Without doubts, dynamic pricing algorithms lie at the core of Uber and Lyft market success, especially since they solve a multitude of problems while simultaneously benefiting both the industries and the customers (at least, on paper). To fully understand the advantages of such an e-commerce practice, however, it may be helpful to figure out how the dynamic pricing works, to see its advantages and disadvantages, as well as to delve into the concrete business cases and the other industries where the technique makes an overreaching impact.
Directly speaking, dynamic pricing functions accordingly to some basic economic principles. If the relative supply becomes scarce and the demand is high, then there is an apparent need for raising the overall price to match the supply/demand curves. Because all of the businesses need constant revenue, dynamic pricing makes a perfect sense, especially in the long-term.

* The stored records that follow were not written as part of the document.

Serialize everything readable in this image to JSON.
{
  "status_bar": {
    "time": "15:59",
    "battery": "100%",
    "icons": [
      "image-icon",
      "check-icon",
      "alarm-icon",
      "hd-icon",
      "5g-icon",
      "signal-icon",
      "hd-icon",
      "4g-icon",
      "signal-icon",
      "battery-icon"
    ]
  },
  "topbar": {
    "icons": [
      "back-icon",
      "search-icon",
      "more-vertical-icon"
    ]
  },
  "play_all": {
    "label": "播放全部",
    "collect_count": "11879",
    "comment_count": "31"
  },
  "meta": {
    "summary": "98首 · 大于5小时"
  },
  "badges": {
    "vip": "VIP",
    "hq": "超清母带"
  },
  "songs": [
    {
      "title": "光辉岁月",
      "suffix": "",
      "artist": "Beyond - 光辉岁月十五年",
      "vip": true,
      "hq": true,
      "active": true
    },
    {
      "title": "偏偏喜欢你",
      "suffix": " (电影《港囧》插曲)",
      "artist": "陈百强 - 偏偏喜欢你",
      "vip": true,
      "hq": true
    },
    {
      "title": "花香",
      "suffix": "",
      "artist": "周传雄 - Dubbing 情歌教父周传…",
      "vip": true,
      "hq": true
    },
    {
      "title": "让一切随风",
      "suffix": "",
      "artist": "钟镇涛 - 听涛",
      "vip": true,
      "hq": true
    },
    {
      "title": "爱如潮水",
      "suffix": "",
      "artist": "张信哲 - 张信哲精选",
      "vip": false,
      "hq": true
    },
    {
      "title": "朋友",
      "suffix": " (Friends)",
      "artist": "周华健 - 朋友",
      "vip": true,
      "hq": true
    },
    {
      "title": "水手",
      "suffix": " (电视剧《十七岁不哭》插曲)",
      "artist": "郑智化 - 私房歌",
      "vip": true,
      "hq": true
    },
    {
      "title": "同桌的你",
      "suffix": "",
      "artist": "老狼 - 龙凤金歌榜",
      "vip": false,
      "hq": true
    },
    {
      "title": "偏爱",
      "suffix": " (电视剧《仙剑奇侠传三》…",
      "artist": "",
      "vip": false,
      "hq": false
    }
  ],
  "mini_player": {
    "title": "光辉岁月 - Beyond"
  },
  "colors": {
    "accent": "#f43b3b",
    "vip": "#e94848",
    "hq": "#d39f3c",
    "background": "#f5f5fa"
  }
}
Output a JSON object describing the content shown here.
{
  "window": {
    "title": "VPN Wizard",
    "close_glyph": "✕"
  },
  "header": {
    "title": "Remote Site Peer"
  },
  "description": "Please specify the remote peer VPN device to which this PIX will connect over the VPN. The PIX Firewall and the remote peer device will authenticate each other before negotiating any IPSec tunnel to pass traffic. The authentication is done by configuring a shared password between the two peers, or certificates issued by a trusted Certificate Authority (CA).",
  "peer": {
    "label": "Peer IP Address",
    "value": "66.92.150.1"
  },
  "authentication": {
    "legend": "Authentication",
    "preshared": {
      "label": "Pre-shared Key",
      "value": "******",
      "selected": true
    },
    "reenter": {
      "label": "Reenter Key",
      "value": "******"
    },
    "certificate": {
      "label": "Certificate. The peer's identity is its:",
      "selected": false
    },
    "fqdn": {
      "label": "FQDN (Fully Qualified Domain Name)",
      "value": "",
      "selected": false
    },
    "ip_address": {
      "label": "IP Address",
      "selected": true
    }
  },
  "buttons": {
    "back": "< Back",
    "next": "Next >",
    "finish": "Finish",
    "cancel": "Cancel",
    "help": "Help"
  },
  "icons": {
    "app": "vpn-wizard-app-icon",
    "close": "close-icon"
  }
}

Dynamic pricing merely ensures that there is a constant supply of the demanded things (whether it is a physical product or a call for service) due to the incentive-based system. All the while, dynamic pricing also guarantees that all the involved parties receive the option, or a chance so to speak, of obtaining what they want, regardless of the possible circumstances.
As for the relative pros and cons, it’s vital to comprehend the notion that the seller usually wins: dynamic pricing algorithms ideally allow for maximizing the profits out of every single client. The seller can establish some discriminatory policies that are going to reflect his or her subjective overview of the market, even though the customers may realize that they are overpaying for the same solution, factually speaking. Such an approach may turn away some of the clients, yet still, allow the seller to receive the utmost benefit. Otherwise, if the demand for the product is relatively low, it’s still possible to generate some revenue by offering promotions for appreciating the general supply/demand chart. In such a scenario, it will be the customer who “gains” the most. Even though the real-life models may contain slightly more variables that influence the pricing, it always comes down to these rooting rules and principles.
In its entity, Uber relies extensively on machine learning (ML) to establish a robust and reliable dynamic pricing system. With the help of ML, Uber generates a future-aware forecast of multiple conditions of the market and uses a system that is very sensitive to external factors: these factors ultimately include the global news events, weather, historical data, holidays, time, traffic, etc.
However, what happens if there is not enough information for making a prediction? When there is little or no data at all, Uber exploits LSTM (long short-term memory) networks as well as deep learning models to predict the future stance of the market and even the “unexpected” events before they can happen.
To clarify, LSTM’s are building blocks for layers of a recurrent neural network (RNN), the one that allows information to persist. All of the LSTM’s are adapted for classifying, learning, and predicting time series, even if there are time lags between important events. By using LSTM’s, Uber ultimately allows itself to effectively calculate and analyze all of the needed variables to form a price that would reflect the current state of the market and optimize the overall experience.
Lyft, on the other hand, seems to combat the market share of Uber with its vision of dynamic pricing: instead of indefinitely appreciating the prices to meet the real market needs, Lyft positioned that fares should be somewhat fixed and relatively reflect the existing demand. To this end, the Lyft pricing algorithms uses machine learning to analyze multiple variables, such as traffic and weather, for instance, to ultimately determine the demand for the drivers. As a result, Lyft created two distinct features that shape the overall price. One of them, called the Prime Time, increases the fare at two hundred percent when there is a broad request for the rides out there. On the opposite, the Happy Hour, ultimately decreases the overall price up to 50% when there is a low demand for the trips.
The fuel industry is an ideal illustration of dynamic pricing and all of its implications. The price of petroleum-based fuels differs from place to place and is dependent on the popularity of a particular gas station, the oil prices, and the consumer buying power in some of the cases. In turn, it’s incredibly difficult to know in advance the cost of fuel on the day-to-day basis as it undergoes the permanent changes to ultimately meet the demand and adequately reflect the market’s needs.
The other pure example of dynamic pricing would be the airline industry where the prices can change in a matter of seconds. Sometimes, it’s not uncommon for the one-way tickets to exceed the cost of the round-trip or for the 2000-mile trip to be less expensive than its 200-mile counterpart. There are lots of variables to be analyzed to determine the reasons behind such a price formation, yet it’s clear that the airline industry is no exception in using dynamic pricing for benefitting the most in every single scenario.
Whether it is an entertainment, a hotel, a retail, a travel, or manufacturing industries, one can be confident that dynamic pricing algorithms are always in action due to its practicality and profitability.